To paraphrase the classic villain line from the old Scooby Doo episodes, it would've been a good June if it wasn't for those meddling Volkswagen diesel and Chevy Malibu sales. Advanced-powertrain vehicle sales in the US halted their upward trajectory last month, and year-over-year demand fell for the first time since February. Americans bought 53,945 hybrids, plug-ins and diesels in June, which marked a 7.6 percent decline from a year earlier. Even factoring the likely uptick in Tesla Model S electric vehicle sales (the company doesn't break out monthly sales numbers, nor does it disclose how many vehicles it sells overseas, hence its exclusion from the totals), green car sales would've still been down. And that's despite the fact that plug-in vehicle sales jumped 42 percent from a year earlier and approached the 10,000-unit mark, even without Tesla.

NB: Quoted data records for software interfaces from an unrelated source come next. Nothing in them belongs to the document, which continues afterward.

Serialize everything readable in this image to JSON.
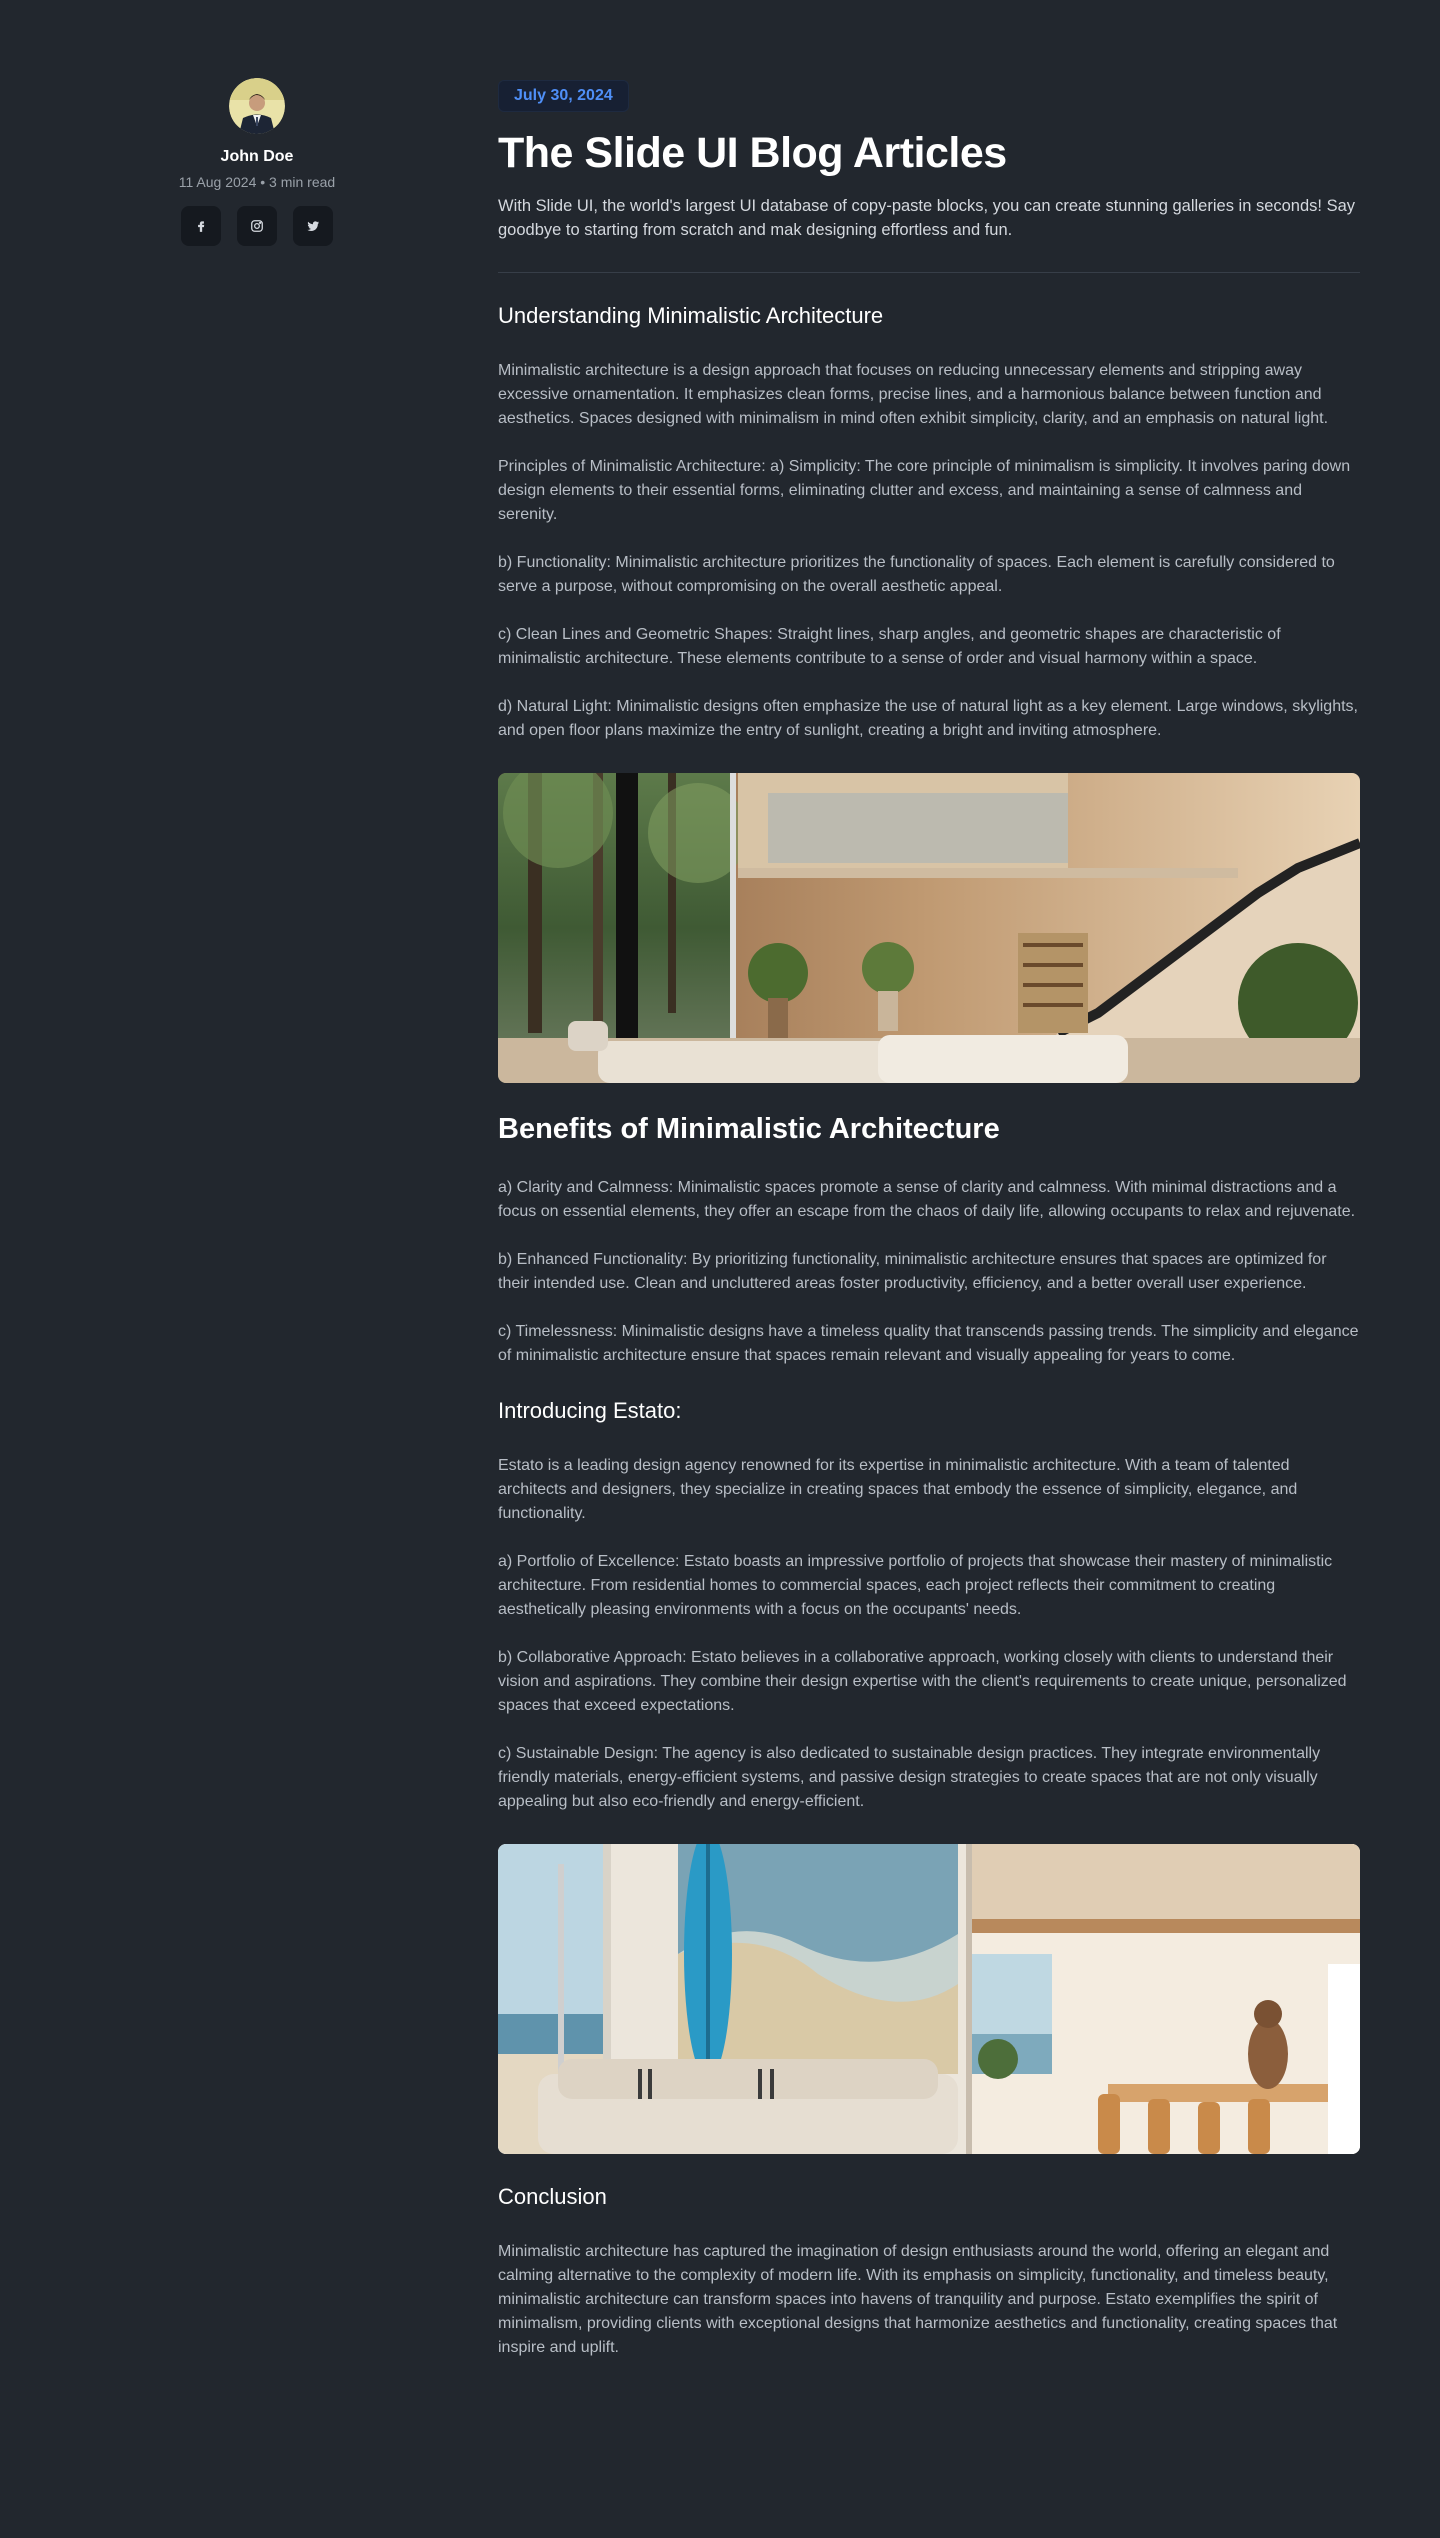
{
  "author": {
    "name": "John Doe",
    "meta": "11 Aug 2024 • 3 min read",
    "socials": [
      {
        "icon": "facebook-icon"
      },
      {
        "icon": "instagram-icon"
      },
      {
        "icon": "twitter-icon"
      }
    ]
  },
  "article": {
    "date": "July 30, 2024",
    "title": "The Slide UI Blog Articles",
    "lead": "With Slide UI, the world's largest UI database of copy-paste blocks, you can create stunning galleries in seconds! Say goodbye to starting from scratch and mak designing effortless and fun.",
    "section1": {
      "heading": "Understanding Minimalistic Architecture",
      "paragraphs": [
        "Minimalistic architecture is a design approach that focuses on reducing unnecessary elements and stripping away excessive ornamentation. It emphasizes clean forms, precise lines, and a harmonious balance between function and aesthetics. Spaces designed with minimalism in mind often exhibit simplicity, clarity, and an emphasis on natural light.",
        "Principles of Minimalistic Architecture: a) Simplicity: The core principle of minimalism is simplicity. It involves paring down design elements to their essential forms, eliminating clutter and excess, and maintaining a sense of calmness and serenity.",
        "b) Functionality: Minimalistic architecture prioritizes the functionality of spaces. Each element is carefully considered to serve a purpose, without compromising on the overall aesthetic appeal.",
        "c) Clean Lines and Geometric Shapes: Straight lines, sharp angles, and geometric shapes are characteristic of minimalistic architecture. These elements contribute to a sense of order and visual harmony within a space.",
        "d) Natural Light: Minimalistic designs often emphasize the use of natural light as a key element. Large windows, skylights, and open floor plans maximize the entry of sunlight, creating a bright and inviting atmosphere."
      ]
    },
    "section2": {
      "heading": "Benefits of Minimalistic Architecture",
      "paragraphs": [
        "a) Clarity and Calmness: Minimalistic spaces promote a sense of clarity and calmness. With minimal distractions and a focus on essential elements, they offer an escape from the chaos of daily life, allowing occupants to relax and rejuvenate.",
        "b) Enhanced Functionality: By prioritizing functionality, minimalistic architecture ensures that spaces are optimized for their intended use. Clean and uncluttered areas foster productivity, efficiency, and a better overall user experience.",
        "c) Timelessness: Minimalistic designs have a timeless quality that transcends passing trends. The simplicity and elegance of minimalistic architecture ensure that spaces remain relevant and visually appealing for years to come."
      ]
    },
    "section3": {
      "heading": "Introducing Estato:",
      "paragraphs": [
        "Estato is a leading design agency renowned for its expertise in minimalistic architecture. With a team of talented architects and designers, they specialize in creating spaces that embody the essence of simplicity, elegance, and functionality.",
        "a) Portfolio of Excellence: Estato boasts an impressive portfolio of projects that showcase their mastery of minimalistic architecture. From residential homes to commercial spaces, each project reflects their commitment to creating aesthetically pleasing environments with a focus on the occupants' needs.",
        "b) Collaborative Approach: Estato believes in a collaborative approach, working closely with clients to understand their vision and aspirations. They combine their design expertise with the client's requirements to create unique, personalized spaces that exceed expectations.",
        "c) Sustainable Design: The agency is also dedicated to sustainable design practices. They integrate environmentally friendly materials, energy-efficient systems, and passive design strategies to create spaces that are not only visually appealing but also eco-friendly and energy-efficient."
      ]
    },
    "section4": {
      "heading": "Conclusion",
      "paragraphs": [
        "Minimalistic architecture has captured the imagination of design enthusiasts around the world, offering an elegant and calming alternative to the complexity of modern life. With its emphasis on simplicity, functionality, and timeless beauty, minimalistic architecture can transform spaces into havens of tranquility and purpose. Estato exemplifies the spirit of minimalism, providing clients with exceptional designs that harmonize aesthetics and functionality, creating spaces that inspire and uplift."
      ]
    }
  },
  "colors": {
    "background": "#22272e",
    "badge_bg": "#172033",
    "badge_text": "#4f8ff7",
    "social_bg": "#15191f"
  }
}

And, of all things, we have to blame the VW oil burners and Malibu mild-hybrids. VW accounted for more than half the US shortfall, as the German automaker's diesel sales plunged 28 percent from a year earlier to 6,456 units, while Jetta Hybrid sales were down 53 percent to just 206 units.

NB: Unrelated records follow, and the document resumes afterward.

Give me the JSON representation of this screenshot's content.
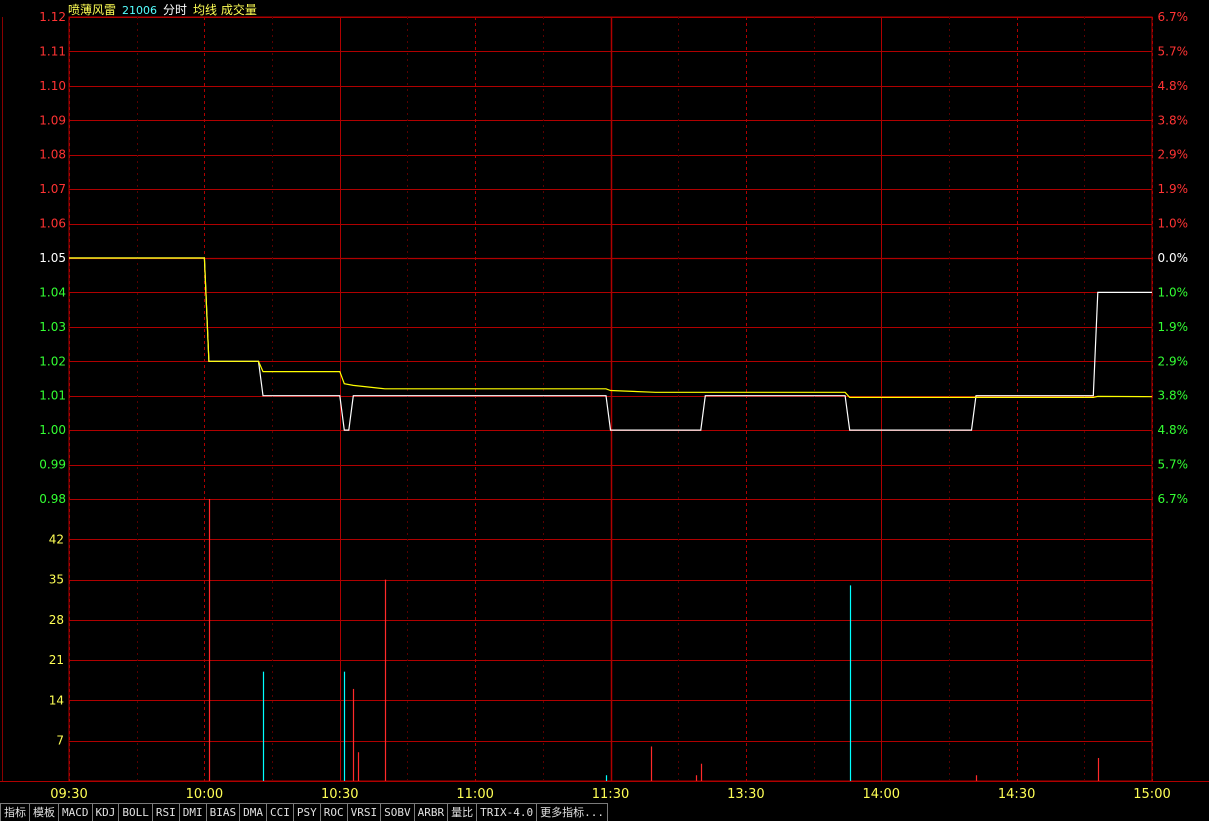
{
  "header": {
    "stock_name": "喷薄风雷",
    "code": "21006",
    "mode": "分时",
    "indicators": "均线 成交量"
  },
  "colors": {
    "up": "#ff3333",
    "down": "#33ff33",
    "neutral": "#ffffff",
    "grid": "#b00000",
    "price_line": "#ffffff",
    "avg_line": "#ffff00",
    "vol_up": "#ff2a2a",
    "vol_down": "#00ffff",
    "vol_axis_text": "#ffff55"
  },
  "price_axis": {
    "labels": [
      "1.12",
      "1.11",
      "1.10",
      "1.09",
      "1.08",
      "1.07",
      "1.06",
      "1.05",
      "1.04",
      "1.03",
      "1.02",
      "1.01",
      "1.00",
      "0.99",
      "0.98"
    ],
    "values": [
      1.12,
      1.11,
      1.1,
      1.09,
      1.08,
      1.07,
      1.06,
      1.05,
      1.04,
      1.03,
      1.02,
      1.01,
      1.0,
      0.99,
      0.98
    ],
    "pct_labels": [
      "6.7%",
      "5.7%",
      "4.8%",
      "3.8%",
      "2.9%",
      "1.9%",
      "1.0%",
      "0.0%",
      "1.0%",
      "1.9%",
      "2.9%",
      "3.8%",
      "4.8%",
      "5.7%",
      "6.7%"
    ],
    "prev_close": 1.05
  },
  "volume_axis": {
    "labels": [
      "42",
      "35",
      "28",
      "21",
      "14",
      "7"
    ],
    "values": [
      42,
      35,
      28,
      21,
      14,
      7
    ],
    "max": 49
  },
  "time_axis": {
    "labels": [
      "09:30",
      "10:00",
      "10:30",
      "11:00",
      "11:30",
      "13:30",
      "14:00",
      "14:30",
      "15:00"
    ],
    "minutes": [
      0,
      30,
      60,
      90,
      120,
      150,
      180,
      210,
      240
    ]
  },
  "chart_data": {
    "type": "line",
    "title": "喷薄风雷 21006 分时",
    "x_unit": "minutes since 09:30 (trading time)",
    "ylim": [
      0.98,
      1.12
    ],
    "series": [
      {
        "name": "分时",
        "color": "#ffffff",
        "points": [
          [
            0,
            1.05
          ],
          [
            30,
            1.05
          ],
          [
            31,
            1.02
          ],
          [
            42,
            1.02
          ],
          [
            43,
            1.01
          ],
          [
            60,
            1.01
          ],
          [
            61,
            1.0
          ],
          [
            62,
            1.0
          ],
          [
            63,
            1.01
          ],
          [
            119,
            1.01
          ],
          [
            120,
            1.0
          ],
          [
            140,
            1.0
          ],
          [
            141,
            1.01
          ],
          [
            172,
            1.01
          ],
          [
            173,
            1.0
          ],
          [
            200,
            1.0
          ],
          [
            201,
            1.01
          ],
          [
            227,
            1.01
          ],
          [
            228,
            1.04
          ],
          [
            240,
            1.04
          ]
        ]
      },
      {
        "name": "均线",
        "color": "#ffff00",
        "points": [
          [
            0,
            1.05
          ],
          [
            30,
            1.05
          ],
          [
            31,
            1.02
          ],
          [
            42,
            1.02
          ],
          [
            43,
            1.017
          ],
          [
            60,
            1.017
          ],
          [
            61,
            1.0135
          ],
          [
            63,
            1.013
          ],
          [
            70,
            1.012
          ],
          [
            119,
            1.012
          ],
          [
            120,
            1.0115
          ],
          [
            130,
            1.011
          ],
          [
            172,
            1.011
          ],
          [
            173,
            1.0095
          ],
          [
            227,
            1.0095
          ],
          [
            228,
            1.0098
          ],
          [
            240,
            1.0097
          ]
        ]
      }
    ],
    "volume": [
      {
        "t": 31,
        "v": 49,
        "dir": "up"
      },
      {
        "t": 43,
        "v": 19,
        "dir": "down"
      },
      {
        "t": 61,
        "v": 19,
        "dir": "down"
      },
      {
        "t": 63,
        "v": 16,
        "dir": "up"
      },
      {
        "t": 64,
        "v": 5,
        "dir": "up"
      },
      {
        "t": 70,
        "v": 35,
        "dir": "up"
      },
      {
        "t": 119,
        "v": 1,
        "dir": "down"
      },
      {
        "t": 129,
        "v": 6,
        "dir": "up"
      },
      {
        "t": 139,
        "v": 1,
        "dir": "up"
      },
      {
        "t": 140,
        "v": 3,
        "dir": "up"
      },
      {
        "t": 173,
        "v": 34,
        "dir": "down"
      },
      {
        "t": 201,
        "v": 1,
        "dir": "up"
      },
      {
        "t": 228,
        "v": 4,
        "dir": "up"
      }
    ]
  },
  "tabs": [
    "指标",
    "模板",
    "MACD",
    "KDJ",
    "BOLL",
    "RSI",
    "DMI",
    "BIAS",
    "DMA",
    "CCI",
    "PSY",
    "ROC",
    "VRSI",
    "SOBV",
    "ARBR",
    "量比",
    "TRIX-4.0",
    "更多指标..."
  ]
}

We have to blame the VW oil burners and Malibu mild-hybrids.
Meanwhile, General Motors also had a real tough month, and it wasn't just because Chevrolet Volt extended-range plug-in sales fell 34 percent to 1,777 units. No, the real culprit was the Chevrolet Malibu Eco, whose June sales virtually disappeared (just 62 units sold) compared to the June 2013 total of 1,651 units. Overall, GM's green-car sales fell 42 percent from a year earlier to 3,204 units.
Toyota turned in what's looking like a typical month in 2014, with advanced-powertrain sales falling 9.2 percent from June 2013 to 27,846 units. While Prius Plug-in Hybrid sales almost tripled, total sales among the four Prius variants were down 12 percent to 18,649 vehicles, while Camry and Avalon Hybrid sales were both about even with year-earlier totals. Lexus hybrid sales fell 5.5 percent to 3,515 units.
Prius Plug-in Hybrid sales almost tripled.
All of that wiped out the effects of yet another positive month for Nissan and strong June demand for both Honda and Ford vehicles. The Nissan Leaf battery-electric boosted sales by 5.5 percent from what was a strong June 2013 to 2,347 units. Honda was buoyed by moving 1,135 units of its newer Accord Hybrid. So while sales of all of its other hybrids were down, Honda boosted its overall green-car sales by 30 percent from a year earlier to 2,290 units.
And, in an odd twist, the Ford Fusion Energi Plug-in Hybrid was, for the first time ever, the best-selling American-made plug-in last month (remember, we're not counting Tesla and we'll set aside the fact that the Leaf is assembled in Tennessee), boosting sales fivefold to 1,939 units and beating out the Volt in the process. That more than offset a 32-percent drop in C-Max Hybrid sales and pushed Ford's green-car sales up 15 percent to 8,879 units.
The Ford Fusion Energi was, for the first time, the best-selling American plug-in on record.
As for lower-volume green-car makers, Audi quadrupled its diesel sales to 1,692 units; Mitsubishi i battery-electric sales fell 44 percent to just 22 units; Porsche hybrid sales fell 41 percent to 367 units; Daimler unit Smart moved 358 of its ForTwo ED electrics; and BMW sold 358 of its i3 plug-ins during that model's second full month of US sales.